In this paper we presented data suggesting that the risk of cesarean delivery at 38-weeks gestation was similar in the family practices and obstetric-specialist practices of an urban teaching hospital when patients had a singleton pregnancy and were a good candidate for a trial of labor. Although this finding is counter to common assumptions that the maternity practices of family physicians contain less risk than the practices of obstetrician-specialists, we believe that the amount of risk in the practices of family physicians has been systematically underestimated. In this paper we discuss why this may have been so, and offer indirect standardization as a way to compare levels of risk between two different groups. Other methods, such as the use of propensity scoring, could also be used for this purpose. Although it would be interesting to consider a study randomizing subjects to family physician care vs obstetrician care, such a study is unlikely to be conducted at anytime in the near future. As a result, the comparison of outcomes in the two specialties should only be done following a fair risk adjustment procedure that includes a full range of prenatal variables including variables related to socioeconomic status.
AMOR-IPAT – the Active Management of Risk in Pregnancy at Term. AMOR-IPAT is a preventive approach to obstetric care that uses prostaglandin E2-assisted preventive induction of labor, to ensure that every woman is offered a chance to enter labor during the part of gestation that offers the greatest likelihood for a healthy delivery for mother and infant. AMOR-IPAT uses a published risk-scoring system to estimate for each gravida a patient-specific upper limit of the optimal time of delivery (UL-OTD). If any gravida does not enter labor by 3–4 days prior to her UL-OTD, then she is scheduled for preventive labor induction such that she enters labor on or before her UL-OTD. If a gravida is scheduled for a preventive induction of labor, but has a modified cervical Bishop’s score of five or less, then she is provided with cervical ripening with PGE2 prior to the start of oxytocin.

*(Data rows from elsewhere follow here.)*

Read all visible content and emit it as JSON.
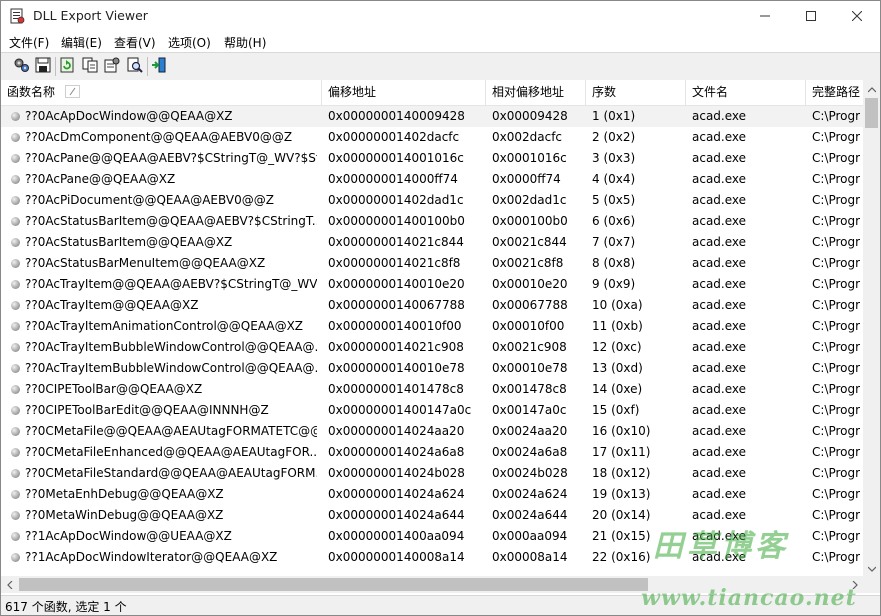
{
  "window": {
    "title": "DLL Export Viewer"
  },
  "menu": [
    "文件(F)",
    "编辑(E)",
    "查看(V)",
    "选项(O)",
    "帮助(H)"
  ],
  "toolbar": {
    "buttons": [
      "properties-icon",
      "save-icon",
      "refresh-icon",
      "copy-icon",
      "html-report-icon",
      "find-icon",
      "exit-icon"
    ]
  },
  "columns": [
    "函数名称",
    "偏移地址",
    "相对偏移地址",
    "序数",
    "文件名",
    "完整路径"
  ],
  "rows": [
    [
      "??0AcApDocWindow@@QEAA@XZ",
      "0x0000000140009428",
      "0x00009428",
      "1 (0x1)",
      "acad.exe",
      "C:\\Progra"
    ],
    [
      "??0AcDmComponent@@QEAA@AEBV0@@Z",
      "0x00000001402dacfc",
      "0x002dacfc",
      "2 (0x2)",
      "acad.exe",
      "C:\\Progra"
    ],
    [
      "??0AcPane@@QEAA@AEBV?$CStringT@_WV?$St...",
      "0x000000014001016c",
      "0x0001016c",
      "3 (0x3)",
      "acad.exe",
      "C:\\Progra"
    ],
    [
      "??0AcPane@@QEAA@XZ",
      "0x000000014000ff74",
      "0x0000ff74",
      "4 (0x4)",
      "acad.exe",
      "C:\\Progra"
    ],
    [
      "??0AcPiDocument@@QEAA@AEBV0@@Z",
      "0x00000001402dad1c",
      "0x002dad1c",
      "5 (0x5)",
      "acad.exe",
      "C:\\Progra"
    ],
    [
      "??0AcStatusBarItem@@QEAA@AEBV?$CStringT...",
      "0x00000001400100b0",
      "0x000100b0",
      "6 (0x6)",
      "acad.exe",
      "C:\\Progra"
    ],
    [
      "??0AcStatusBarItem@@QEAA@XZ",
      "0x000000014021c844",
      "0x0021c844",
      "7 (0x7)",
      "acad.exe",
      "C:\\Progra"
    ],
    [
      "??0AcStatusBarMenuItem@@QEAA@XZ",
      "0x000000014021c8f8",
      "0x0021c8f8",
      "8 (0x8)",
      "acad.exe",
      "C:\\Progra"
    ],
    [
      "??0AcTrayItem@@QEAA@AEBV?$CStringT@_WV...",
      "0x0000000140010e20",
      "0x00010e20",
      "9 (0x9)",
      "acad.exe",
      "C:\\Progra"
    ],
    [
      "??0AcTrayItem@@QEAA@XZ",
      "0x0000000140067788",
      "0x00067788",
      "10 (0xa)",
      "acad.exe",
      "C:\\Progra"
    ],
    [
      "??0AcTrayItemAnimationControl@@QEAA@XZ",
      "0x0000000140010f00",
      "0x00010f00",
      "11 (0xb)",
      "acad.exe",
      "C:\\Progra"
    ],
    [
      "??0AcTrayItemBubbleWindowControl@@QEAA@...",
      "0x000000014021c908",
      "0x0021c908",
      "12 (0xc)",
      "acad.exe",
      "C:\\Progra"
    ],
    [
      "??0AcTrayItemBubbleWindowControl@@QEAA@...",
      "0x0000000140010e78",
      "0x00010e78",
      "13 (0xd)",
      "acad.exe",
      "C:\\Progra"
    ],
    [
      "??0CIPEToolBar@@QEAA@XZ",
      "0x00000001401478c8",
      "0x001478c8",
      "14 (0xe)",
      "acad.exe",
      "C:\\Progra"
    ],
    [
      "??0CIPEToolBarEdit@@QEAA@INNNH@Z",
      "0x00000001400147a0c",
      "0x00147a0c",
      "15 (0xf)",
      "acad.exe",
      "C:\\Progra"
    ],
    [
      "??0CMetaFile@@QEAA@AEAUtagFORMATETC@@...",
      "0x000000014024aa20",
      "0x0024aa20",
      "16 (0x10)",
      "acad.exe",
      "C:\\Progra"
    ],
    [
      "??0CMetaFileEnhanced@@QEAA@AEAUtagFOR...",
      "0x000000014024a6a8",
      "0x0024a6a8",
      "17 (0x11)",
      "acad.exe",
      "C:\\Progra"
    ],
    [
      "??0CMetaFileStandard@@QEAA@AEAUtagFORM...",
      "0x000000014024b028",
      "0x0024b028",
      "18 (0x12)",
      "acad.exe",
      "C:\\Progra"
    ],
    [
      "??0MetaEnhDebug@@QEAA@XZ",
      "0x000000014024a624",
      "0x0024a624",
      "19 (0x13)",
      "acad.exe",
      "C:\\Progra"
    ],
    [
      "??0MetaWinDebug@@QEAA@XZ",
      "0x000000014024a644",
      "0x0024a644",
      "20 (0x14)",
      "acad.exe",
      "C:\\Progra"
    ],
    [
      "??1AcApDocWindow@@UEAA@XZ",
      "0x00000001400aa094",
      "0x000aa094",
      "21 (0x15)",
      "acad.exe",
      "C:\\Progra"
    ],
    [
      "??1AcApDocWindowIterator@@QEAA@XZ",
      "0x0000000140008a14",
      "0x00008a14",
      "22 (0x16)",
      "acad.exe",
      "C:\\Progra"
    ]
  ],
  "status": "617 个函数, 选定 1 个",
  "watermark": {
    "title": "田草博客",
    "url": "www.tiancao.net"
  }
}
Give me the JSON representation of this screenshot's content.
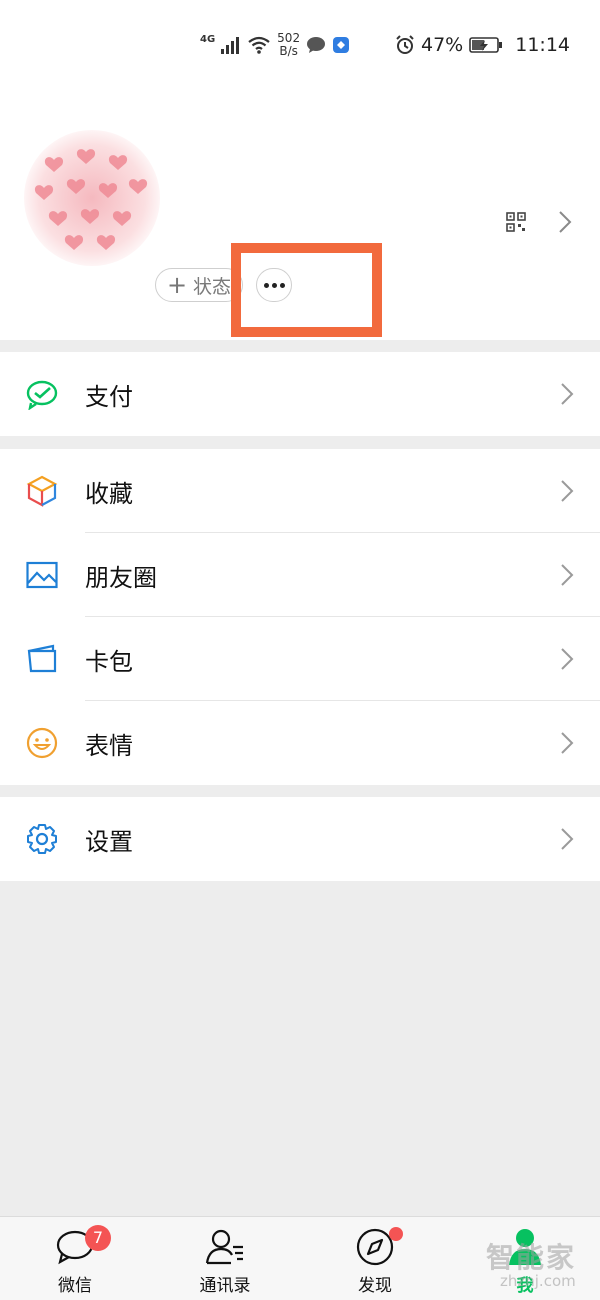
{
  "status_bar": {
    "network": "4G",
    "speed_value": "502",
    "speed_unit": "B/s",
    "battery": "47%",
    "time": "11:14"
  },
  "profile": {
    "status_button_label": "状态",
    "more_button": "more-icon"
  },
  "menu": {
    "pay": {
      "label": "支付",
      "icon": "wechat-pay-icon",
      "color": "#07c160"
    },
    "favorites": {
      "label": "收藏",
      "icon": "cube-icon"
    },
    "moments": {
      "label": "朋友圈",
      "icon": "picture-icon",
      "color": "#1e7fd6"
    },
    "cards": {
      "label": "卡包",
      "icon": "wallet-icon",
      "color": "#1e7fd6"
    },
    "stickers": {
      "label": "表情",
      "icon": "smile-icon",
      "color": "#f0a030"
    },
    "settings": {
      "label": "设置",
      "icon": "gear-icon",
      "color": "#1e7fd6"
    }
  },
  "tabbar": {
    "chats": {
      "label": "微信",
      "badge": "7"
    },
    "contacts": {
      "label": "通讯录"
    },
    "discover": {
      "label": "发现"
    },
    "me": {
      "label": "我"
    }
  },
  "watermark": {
    "text": "智能家",
    "url": "zhznj.com"
  },
  "colors": {
    "accent": "#07c160",
    "highlight": "#f26a3d",
    "badge": "#f45454"
  }
}
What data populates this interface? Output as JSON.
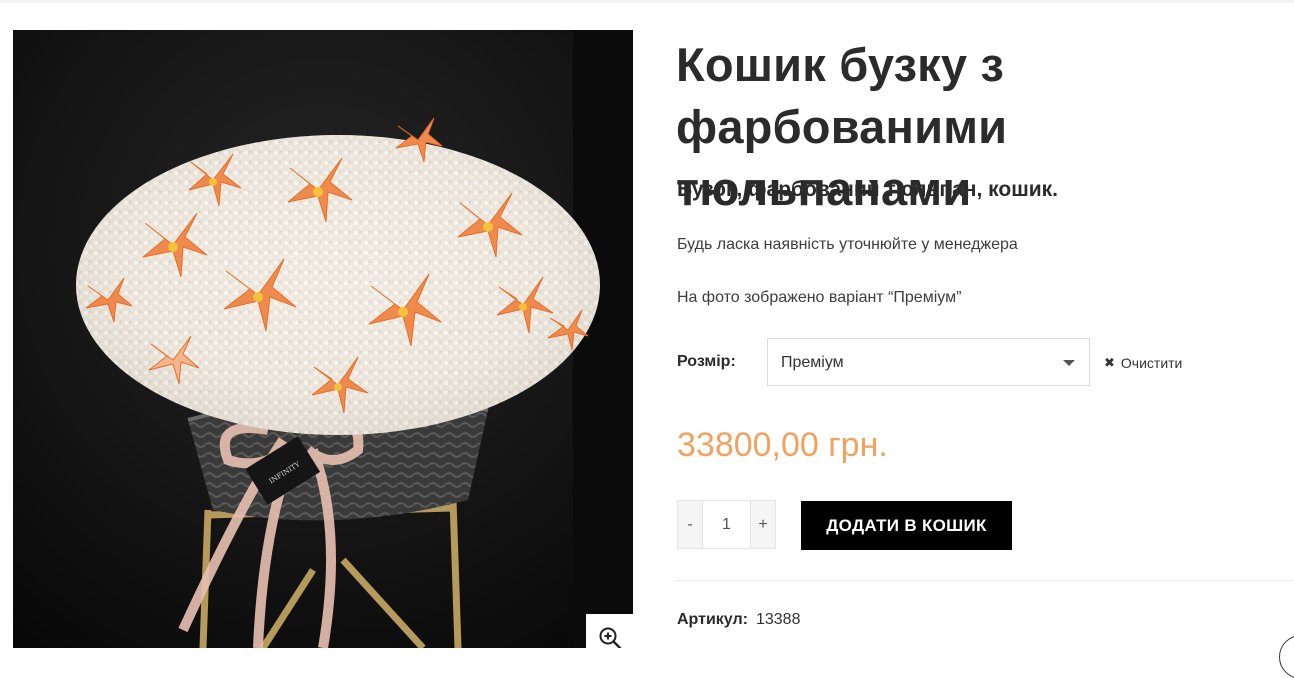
{
  "product": {
    "title_line1": "Кошик бузку з",
    "title_line2": "фарбованими тюльпанами",
    "subtitle": "Бузок, фарбований тюльпан, кошик.",
    "note_availability": "Будь ласка наявність уточнюйте у менеджера",
    "note_photo": "На фото зображено варіант “Преміум”",
    "size_label": "Розмір",
    "size_selected": "Преміум",
    "clear_label": "Очистити",
    "price": "33800,00 грн.",
    "quantity": "1",
    "qty_minus": "-",
    "qty_plus": "+",
    "add_to_cart": "ДОДАТИ В КОШИК",
    "sku_label": "Артикул:",
    "sku_value": "13388"
  },
  "image": {
    "tag_text": "INFINITY"
  },
  "icons": {
    "zoom": "zoom-in-icon",
    "clear": "close-icon",
    "select": "chevron-down-icon"
  },
  "colors": {
    "price": "#f0a25e",
    "button_bg": "#000000",
    "title": "#2b2b2b"
  }
}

The author of this manuscript has no conflicts of interest to report.